Montana is huge and I’ve only ever managed to see/explore the Western part. However, I don’t want this trip to be about being able to say that I’ve been to all those places, or to break some kind of record. This is about being comfortable with myself and where I am in life, while pushing the limits of what I believe I’m capable of.
This brings me to the rules I’ve set up for myself. I know they sound a bit odd, no GPS, no freeways, a sketch a day, no hotels and no chain restaurants, crazy right?
1. No GPS
Of course I used online maps to help plan my general route, however while I’m on the road it’s going to be paper maps only! Adventure is what happens when you find something really cool because you took a “detour.”
2. No Freeways
This theory also applies to my avoidance of major freeways. Although they are faster, they consequently have more traffic and tend to bypass all those little towns and parks that I want to stop at. By taking the back roads and old highways I’ll get to experience Montana at a slower pace.
3. Daily Sketches

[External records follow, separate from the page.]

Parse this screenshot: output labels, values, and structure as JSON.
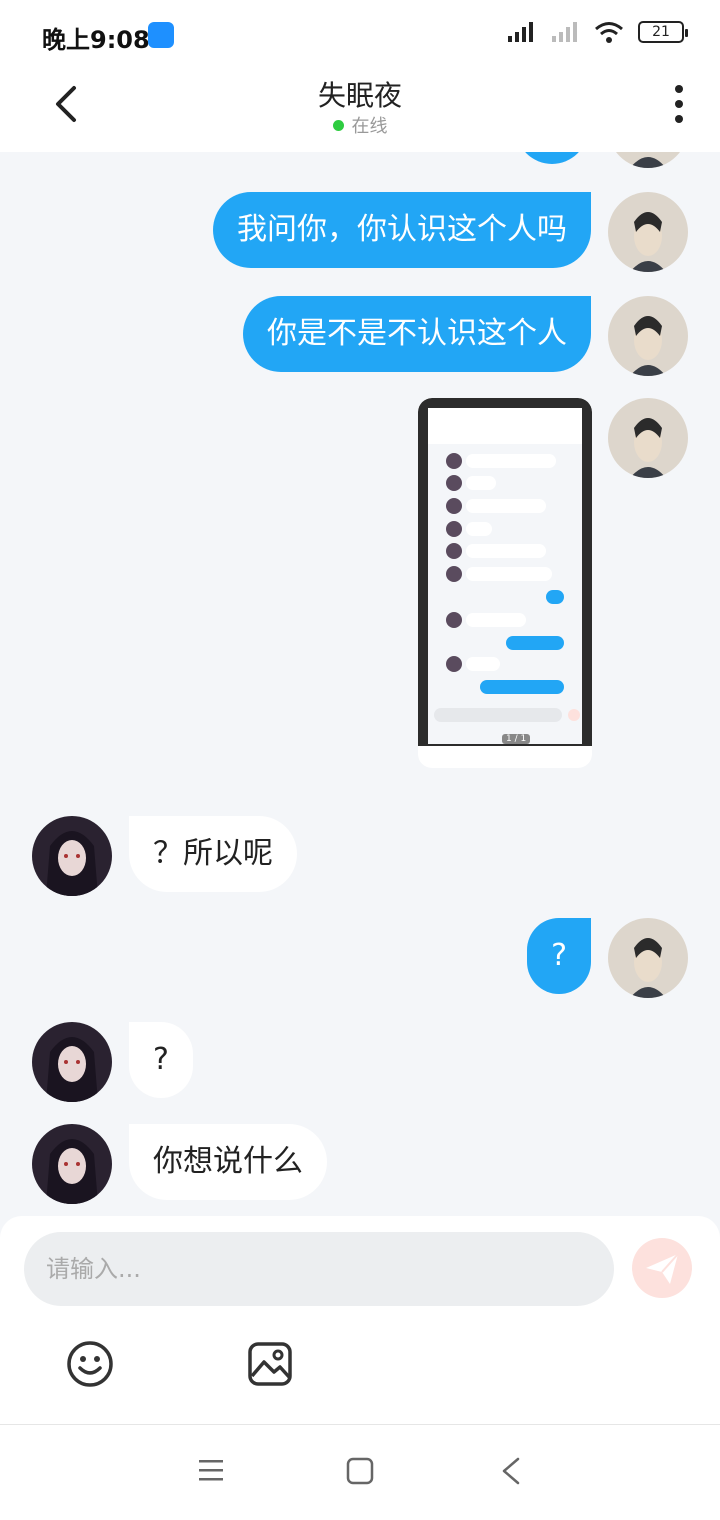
{
  "status": {
    "time": "晚上9:08",
    "battery": "21"
  },
  "header": {
    "title": "失眠夜",
    "status_text": "在线"
  },
  "messages": [
    {
      "from": "me",
      "text": "我问你，你认识这个人吗"
    },
    {
      "from": "me",
      "text": "你是不是不认识这个人"
    },
    {
      "from": "me",
      "type": "image",
      "page": "1 / 1"
    },
    {
      "from": "peer",
      "text": "？所以呢"
    },
    {
      "from": "me",
      "text": "?"
    },
    {
      "from": "peer",
      "text": "?"
    },
    {
      "from": "peer",
      "text": "你想说什么"
    }
  ],
  "composer": {
    "placeholder": "请输入..."
  },
  "colors": {
    "my_bubble": "#22a6f5",
    "peer_bubble": "#ffffff",
    "online": "#2ecc40",
    "send_button": "#fde1dd"
  },
  "icons": [
    "back-icon",
    "more-icon",
    "send-icon",
    "emoji-icon",
    "image-icon",
    "menu-icon",
    "home-icon",
    "nav-back-icon"
  ]
}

My daily sketches are going to serve as my travel journal. I want to highlight the landscape and scenery, but also any characters I meet, or random conversations I may have. These sketches will go up on my Instagram daily. I’ll do my best to update this blog at least twice a week, but don’t worry you’ll get to see all of the photos at the end. I’ll also be making video diaries and recording most of my trip, those videos will be published on my YouTube at the end of my trip. I’ll also be using Rever to record my route.
4. No Hotels
I want to maintain my theme of ‘connecting to Montana’ by including my rule of no Hotels. Camping is about as close to nature as you can get, and that’s primarily the point.
5. No Chain Restaurants
Skipping fast food restaurants means that I’ll be eating a bit healthier and supporting local small business. The plan is to eat food sourced from local Farmers’ Markets, and a few strategic stops at some of Montana’s more ‘quirky’ restaurants and bars.
I don’t expect to go on this trip and have everything magically revealed at the end. That’s not the way that real life works. If my education has taught me anything, it’s that understanding more about the world around us, gives us a better insight into ourselves and how we interact with that world. All I can do is hope that spending six weeks on my own, traveling around this state and meeting a few of the characters it has to offer will bring me a little bit closer to finding my place.
There’s a month left before I head out for Motos in Moab.
I still need:
- A New Helmet (mine is officially two years old and has been rubbing the skin on my temples raw where the outer soft layer of fabric has peeled away)
- New Tires for Lazarus
- National Parks Pass
Other things like camp soap, zip ties, a bottle for extra fuel are needed but not necessarily essential for the trip to happen. Full List Here.
Well, I guess that’s it for the introduction to the Pilgrimage. I’ll be keeping you guys updated, I’m sure I’ll have a lot of photos to share with you this Summer!
UPDATE: Wolfman Luggage, ICON 1000, and Butler Motorcycle Maps sponsored my Trip!
NOTE: Before you watch the above Packing video, keep in mind I changed a lot of things once I got on the road, this is just for reference about what I took when I initially left Portland, OR in May 2016. SEE MY UP TO DATE PACKING LIST HERE.